*WORK ORDER*
Word for word, output the data, with none of its pictures.
--------------------------------------------------
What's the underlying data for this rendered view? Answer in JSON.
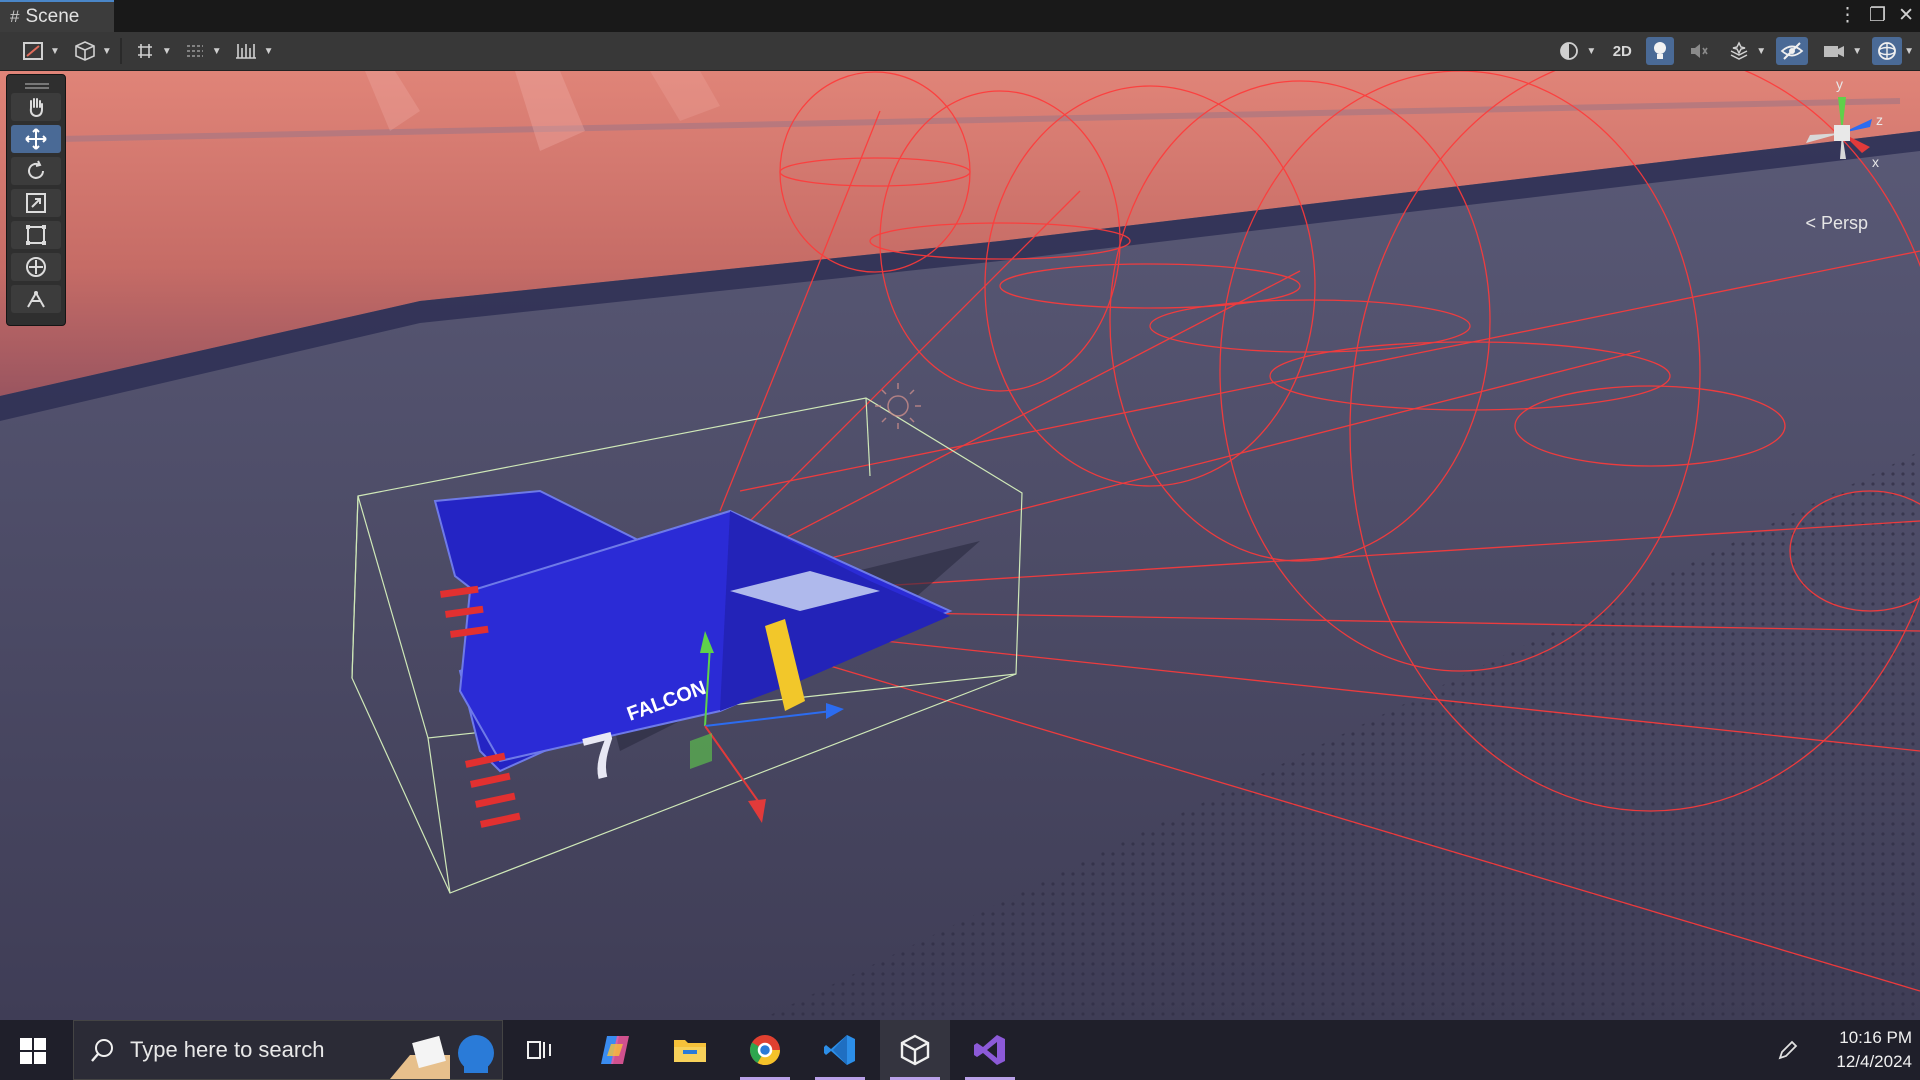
{
  "tab": {
    "title": "Scene",
    "hash": "#"
  },
  "window_controls": [
    "⋮",
    "❐",
    "✕"
  ],
  "toolbar": {
    "two_d_label": "2D",
    "left_tools": [
      "draw-mode-icon",
      "shading-cube-icon",
      "grid-snap-icon",
      "increment-snap-icon",
      "ruler-icon"
    ],
    "right_tools": [
      "render-mode-icon",
      "2d-toggle",
      "lighting-icon",
      "audio-icon",
      "effects-icon",
      "hidden-objects-icon",
      "camera-icon",
      "gizmos-icon"
    ]
  },
  "tools_panel": {
    "items": [
      "hand-tool-icon",
      "move-tool-icon",
      "rotate-tool-icon",
      "scale-tool-icon",
      "rect-tool-icon",
      "transform-tool-icon",
      "custom-tool-icon"
    ],
    "active_index": 1
  },
  "gizmo": {
    "y": "y",
    "z": "z",
    "x": "x",
    "projection": "Persp"
  },
  "ship": {
    "name_text": "FALCON",
    "number": "7"
  },
  "taskbar": {
    "search_placeholder": "Type here to search",
    "apps": [
      "task-view-icon",
      "copilot-icon",
      "file-explorer-icon",
      "chrome-icon",
      "vscode-icon",
      "unity-icon",
      "visual-studio-icon"
    ],
    "time": "10:16 PM",
    "date": "12/4/2024"
  },
  "colors": {
    "accent": "#4a6a96",
    "ship_blue": "#2828c8",
    "gizmo_red": "#e23a3a",
    "gizmo_green": "#5fd14a",
    "gizmo_blue": "#2c6cf0",
    "collider_red": "#ff3a3a",
    "bounds_green": "#cfe8b8"
  }
}
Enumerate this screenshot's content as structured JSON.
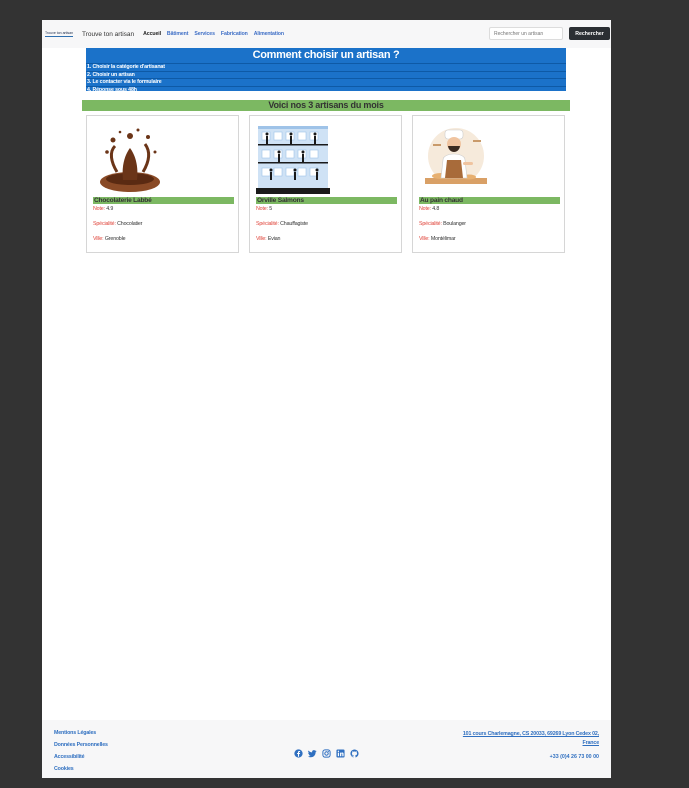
{
  "header": {
    "logo_text": "Trouve ton artisan",
    "brand": "Trouve ton artisan",
    "nav": [
      {
        "label": "Accueil",
        "active": true
      },
      {
        "label": "Bâtiment"
      },
      {
        "label": "Services"
      },
      {
        "label": "Fabrication"
      },
      {
        "label": "Alimentation"
      }
    ],
    "search_placeholder": "Rechercher un artisan",
    "search_button": "Rechercher"
  },
  "guide": {
    "title": "Comment choisir un artisan ?",
    "steps": [
      "1. Choisir la catégorie d'artisanat",
      "2. Choisir un artisan",
      "3. Le contacter via le formulaire",
      "4. Réponse sous 48h"
    ]
  },
  "month": {
    "title": "Voici nos 3 artisans du mois",
    "labels": {
      "note": "Note",
      "specialite": "Spécialité",
      "ville": "Ville"
    },
    "artisans": [
      {
        "name": "Chocolaterie Labbé",
        "note": "4.9",
        "specialite": "Chocolatier",
        "ville": "Grenoble",
        "image": "chocolate-splash-image"
      },
      {
        "name": "Orville Salmons",
        "note": "5",
        "specialite": "Chauffagiste",
        "ville": "Evian",
        "image": "building-workers-image"
      },
      {
        "name": "Au pain chaud",
        "note": "4.8",
        "specialite": "Boulanger",
        "ville": "Montélimar",
        "image": "baker-image"
      }
    ]
  },
  "footer": {
    "links": [
      "Mentions Légales",
      "Données Personnelles",
      "Accessibilité",
      "Cookies"
    ],
    "socials": [
      "facebook-icon",
      "twitter-icon",
      "instagram-icon",
      "linkedin-icon",
      "github-icon"
    ],
    "address_line1": "101 cours Charlemagne, CS 20033, 69269 Lyon Cedex 02,",
    "address_line2": "France",
    "phone": "+33 (0)4 26 73 00 00"
  },
  "colors": {
    "accent_blue": "#1b72c9",
    "accent_green": "#7cb862",
    "label_red": "#e0443a",
    "link_blue": "#2f6fc0"
  }
}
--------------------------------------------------
*RESPONSE AREA*
What's the underlying data for this rendered view? Answer in JSON.
{
  "tab": {
    "title": "Scene",
    "hash": "#"
  },
  "window_controls": [
    "⋮",
    "❐",
    "✕"
  ],
  "toolbar": {
    "two_d_label": "2D",
    "left_tools": [
      "draw-mode-icon",
      "shading-cube-icon",
      "grid-snap-icon",
      "increment-snap-icon",
      "ruler-icon"
    ],
    "right_tools": [
      "render-mode-icon",
      "2d-toggle",
      "lighting-icon",
      "audio-icon",
      "effects-icon",
      "hidden-objects-icon",
      "camera-icon",
      "gizmos-icon"
    ]
  },
  "tools_panel": {
    "items": [
      "hand-tool-icon",
      "move-tool-icon",
      "rotate-tool-icon",
      "scale-tool-icon",
      "rect-tool-icon",
      "transform-tool-icon",
      "custom-tool-icon"
    ],
    "active_index": 1
  },
  "gizmo": {
    "y": "y",
    "z": "z",
    "x": "x",
    "projection": "Persp"
  },
  "ship": {
    "name_text": "FALCON",
    "number": "7"
  },
  "taskbar": {
    "search_placeholder": "Type here to search",
    "apps": [
      "task-view-icon",
      "copilot-icon",
      "file-explorer-icon",
      "chrome-icon",
      "vscode-icon",
      "unity-icon",
      "visual-studio-icon"
    ],
    "time": "10:16 PM",
    "date": "12/4/2024"
  },
  "colors": {
    "accent": "#4a6a96",
    "ship_blue": "#2828c8",
    "gizmo_red": "#e23a3a",
    "gizmo_green": "#5fd14a",
    "gizmo_blue": "#2c6cf0",
    "collider_red": "#ff3a3a",
    "bounds_green": "#cfe8b8"
  }
}
Enumerate this screenshot's content as structured JSON.
{
  "header": {
    "logo_text": "Trouve ton artisan",
    "brand": "Trouve ton artisan",
    "nav": [
      {
        "label": "Accueil",
        "active": true
      },
      {
        "label": "Bâtiment"
      },
      {
        "label": "Services"
      },
      {
        "label": "Fabrication"
      },
      {
        "label": "Alimentation"
      }
    ],
    "search_placeholder": "Rechercher un artisan",
    "search_button": "Rechercher"
  },
  "guide": {
    "title": "Comment choisir un artisan ?",
    "steps": [
      "1. Choisir la catégorie d'artisanat",
      "2. Choisir un artisan",
      "3. Le contacter via le formulaire",
      "4. Réponse sous 48h"
    ]
  },
  "month": {
    "title": "Voici nos 3 artisans du mois",
    "labels": {
      "note": "Note",
      "specialite": "Spécialité",
      "ville": "Ville"
    },
    "artisans": [
      {
        "name": "Chocolaterie Labbé",
        "note": "4.9",
        "specialite": "Chocolatier",
        "ville": "Grenoble",
        "image": "chocolate-splash-image"
      },
      {
        "name": "Orville Salmons",
        "note": "5",
        "specialite": "Chauffagiste",
        "ville": "Evian",
        "image": "building-workers-image"
      },
      {
        "name": "Au pain chaud",
        "note": "4.8",
        "specialite": "Boulanger",
        "ville": "Montélimar",
        "image": "baker-image"
      }
    ]
  },
  "footer": {
    "links": [
      "Mentions Légales",
      "Données Personnelles",
      "Accessibilité",
      "Cookies"
    ],
    "socials": [
      "facebook-icon",
      "twitter-icon",
      "instagram-icon",
      "linkedin-icon",
      "github-icon"
    ],
    "address_line1": "101 cours Charlemagne, CS 20033, 69269 Lyon Cedex 02,",
    "address_line2": "France",
    "phone": "+33 (0)4 26 73 00 00"
  },
  "colors": {
    "accent_blue": "#1b72c9",
    "accent_green": "#7cb862",
    "label_red": "#e0443a",
    "link_blue": "#2f6fc0"
  }
}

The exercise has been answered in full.